Date: September 11, 2001. Time: 10:03 am. Place: Shanksville, Pennsylvania. United Airlines Flight 93 crashes into a field as some of its passengers try to wrest control of the plane from al-Qaeda terrorists who wanted to divert the jetliner to the Capitol Hill, the home of US Congress. It is hard to guess how many lives these brave passengers saved in the process. It is for this reason that on September 11 every year America mourns its unsung heroes aboard Flight 93.
On Friday, Sita Air Dornier 9N AHA-D228 aircraft bound for Lukla from Kathmandu crashed on the banks of Manohara River in Bhaktapur, only a minute after its 6:17 am takeoff, killing all 19 people, including three crew members, on board. Eyewitness accounts suggest pilot Bijaya Tandukar and co-pilot Take Singh Thapa diverted the largely out of control plane from its normal course, which would have resulted in a crash in the dense squatter settlement nearby. As the locals looked on, their eyes welled up in gratitude for the brave flight crew who might have saved the lives of many of their loved ones.
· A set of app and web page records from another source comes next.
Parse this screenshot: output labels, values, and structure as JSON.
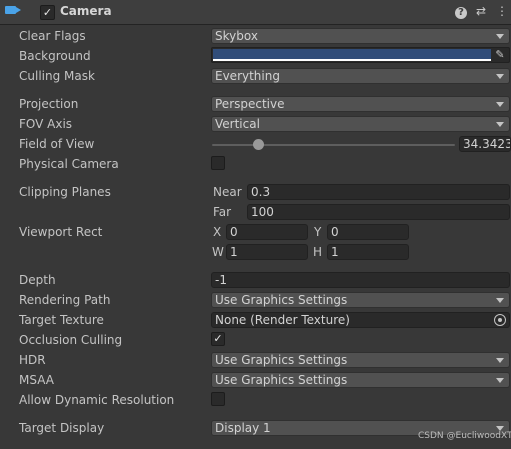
{
  "header": {
    "title": "Camera",
    "enabled_mark": "✓",
    "help_glyph": "?",
    "preset_glyph": "⇄",
    "more_glyph": "⋮"
  },
  "fields": {
    "clear_flags": {
      "label": "Clear Flags",
      "value": "Skybox"
    },
    "background": {
      "label": "Background",
      "color": "#314d79"
    },
    "culling_mask": {
      "label": "Culling Mask",
      "value": "Everything"
    },
    "projection": {
      "label": "Projection",
      "value": "Perspective"
    },
    "fov_axis": {
      "label": "FOV Axis",
      "value": "Vertical"
    },
    "field_of_view": {
      "label": "Field of View",
      "value": "34.3423",
      "slider_fraction": 0.19
    },
    "physical_camera": {
      "label": "Physical Camera",
      "checked": false
    },
    "clipping_planes": {
      "label": "Clipping Planes",
      "near_label": "Near",
      "near": "0.3",
      "far_label": "Far",
      "far": "100"
    },
    "viewport_rect": {
      "label": "Viewport Rect",
      "x_label": "X",
      "x": "0",
      "y_label": "Y",
      "y": "0",
      "w_label": "W",
      "w": "1",
      "h_label": "H",
      "h": "1"
    },
    "depth": {
      "label": "Depth",
      "value": "-1"
    },
    "rendering_path": {
      "label": "Rendering Path",
      "value": "Use Graphics Settings"
    },
    "target_texture": {
      "label": "Target Texture",
      "value": "None (Render Texture)"
    },
    "occlusion_culling": {
      "label": "Occlusion Culling",
      "checked": true,
      "mark": "✓"
    },
    "hdr": {
      "label": "HDR",
      "value": "Use Graphics Settings"
    },
    "msaa": {
      "label": "MSAA",
      "value": "Use Graphics Settings"
    },
    "allow_dynamic_resolution": {
      "label": "Allow Dynamic Resolution",
      "checked": false
    },
    "target_display": {
      "label": "Target Display",
      "value": "Display 1"
    }
  },
  "watermark": "CSDN @EucliwoodXT",
  "colors": {
    "accent_icon": "#4aa3e8",
    "panel": "#383838",
    "header": "#3e3e3e"
  }
}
Later on Friday, the TIA Civil Aviation Office reported that the plane had been hit by a bird, resulting in an ‘unusual maneuvering’. In the days ahead, there are bound to be recriminations over the cause of the accident. Aviation experts have been warning for years that the roadside sekuwa restaurants pose a grave threat to aircraft frequenting the TIA. Meat products these eateries dispose of haphazardly attract birds like vultures and eagles that feed on carrion to the area. These birds often stray on the path of airborne planes.
The government will have to answer why no measures were taken to either resettle the restaurants at a safer distance from the TIA or to impose a strict waste disposal code, as had been suggested by experts. But these eateries are only a part of the problem. The production of the version of the Dornier that crashed on Friday was stopped 15 years ago. This means that aircraft from old Dornier batches are still operational in Nepal, leaving them at heightened risk of accidents as compared to newer (and safer) aircraft. Another important point to note here is that had the plane not been a Dornier, it is unlikely to have crashed from a bird hit. In the past few years, many aircraft have been hit by birds, without a major accident.
There seems to have been clear warning signs. The very first year Sita started its operation nine years ago with a single Dornier, it met with an accident at Lukla. Two years ago, there was another crash at the same airport. Thankfully, there were no casualties in either case. It isn’t clear what additional safety measures were taken in light of these accidents, or if any would at all have been effective. We believe the troubling frequency of its crashes makes a strong case for phasing out of Dorniers from Nepali skies. The risks are just not worth taking. Another preventive measure could be better waste management in the vicinity of the TIA. Prime Minister Baburam Bhattarai has announced that measures would be taken to make Nepali skies safer.
Surely, a probe committee will follow. But unless words are matched by actions, Nepali skies will remain unsafe. All pilots who risk their lives to ease the movement of people and goods through the treacherous Nepali terrain are our unsung heroes. None of them needs to lose their lives for us to celebrate their immense contribution